Illegal cargo: SAC and Abd Manaf showing a picture of the stolen cars that were recovered from the containers.
KUALA LUMPUR: The containers were labelled “machinery” or “water bottles” and Customs officers at the port did not suspect they could be holding anything else. Inside, however, were stolen cars.
The police, investigating a car smuggling syndicate last month were led to a warehouse in Westport, Port Klang, where they found six vehicles that were going to be shipped to Dubai in two containers.
Within the containers were two Toyota Hilux, three Toyota Fortuner and one Honda CRV.
The police had earlier tracked two men and two women from another warehouse in Taman Teknologi Kajang, which was suspected of being used as a storehouse for stolen luxury vehicles.
Bukit Aman intelligence operations unit principal assistant director Senior Asst Comm Abd Manaf Abd Razak said officers staking out the warehouse saw the men driving out in two Hilux cars and the women in a Perodua Kancil at about 4.30pm on Feb 18.
“We tailed them to the Sungai Ramal toll plaza and blocked the three cars from passing the toll gate.
“The drivers of the two Hilux cars reversed and rammed into the police vehicles; prompting one of our officers to fire a shot that hit a car tyre.
“We arrested the two Hilux drivers and their girlfriends. The women, however, were later released,” SAC Abd Manaf said here yesterday.
He said the police believed they had crippled a syndicate linked to notorious international car thief and Interpol wanted man Nyo Ah Hai @ Robin Hai.
Malaysian police believe Hai, from Nibong Tebal, is co-ordinating the syndicate from an overseas base.
He is thought to be responsible for 80% of pick-up truck and MPV thefts in the country and believed to have fled from the country in 2007.
The car thieves would scrub clean the cars and erase any form of identification before loading the stolen vehicles into rented containers.

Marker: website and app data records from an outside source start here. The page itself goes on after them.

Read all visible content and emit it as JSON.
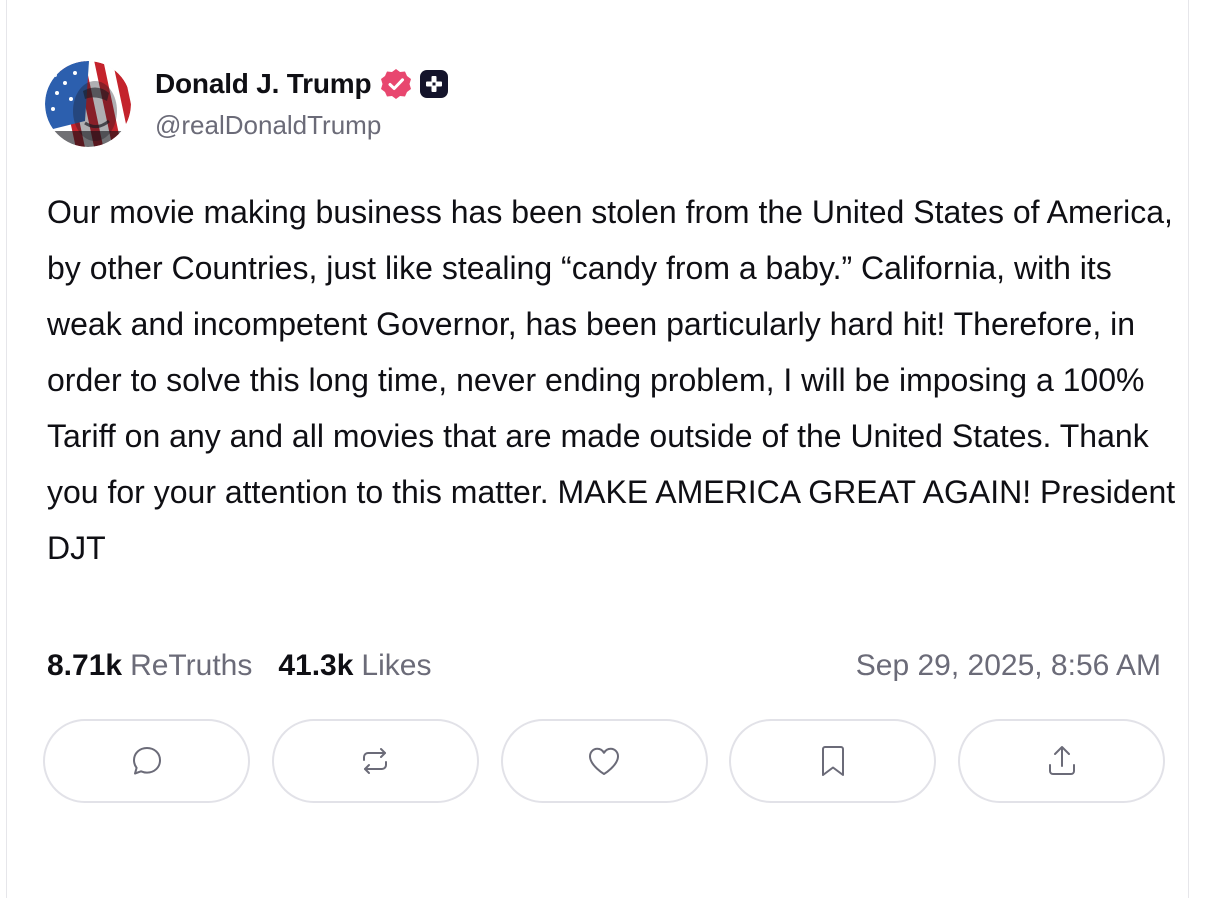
{
  "header_cut_text": "",
  "author": {
    "display_name": "Donald J. Trump",
    "handle": "@realDonaldTrump"
  },
  "post": {
    "text": "Our movie making business has been stolen from the United States of America, by other Countries, just like stealing “candy from a baby.” California, with its weak and incompetent Governor, has been particularly hard hit! Therefore, in order to solve this long time, never ending problem, I will be imposing a 100% Tariff on any and all movies that are made outside of the United States. Thank you for your attention to this matter. MAKE AMERICA GREAT AGAIN! President DJT"
  },
  "stats": {
    "retruths_count": "8.71k",
    "retruths_label": "ReTruths",
    "likes_count": "41.3k",
    "likes_label": "Likes",
    "timestamp": "Sep 29, 2025, 8:56 AM"
  },
  "actions": [
    {
      "icon": "reply-icon"
    },
    {
      "icon": "retruth-icon"
    },
    {
      "icon": "like-icon"
    },
    {
      "icon": "bookmark-icon"
    },
    {
      "icon": "share-icon"
    }
  ],
  "colors": {
    "verified_badge": "#e8476f",
    "plus_badge": "#14142b",
    "muted_text": "#6b6b78",
    "button_border": "#e2e2e8"
  }
}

SAC Abd Manaf said investigations revealed the shipment would be declared as “machinery” or “water bottles,” alleging Customs officers rarely checked them.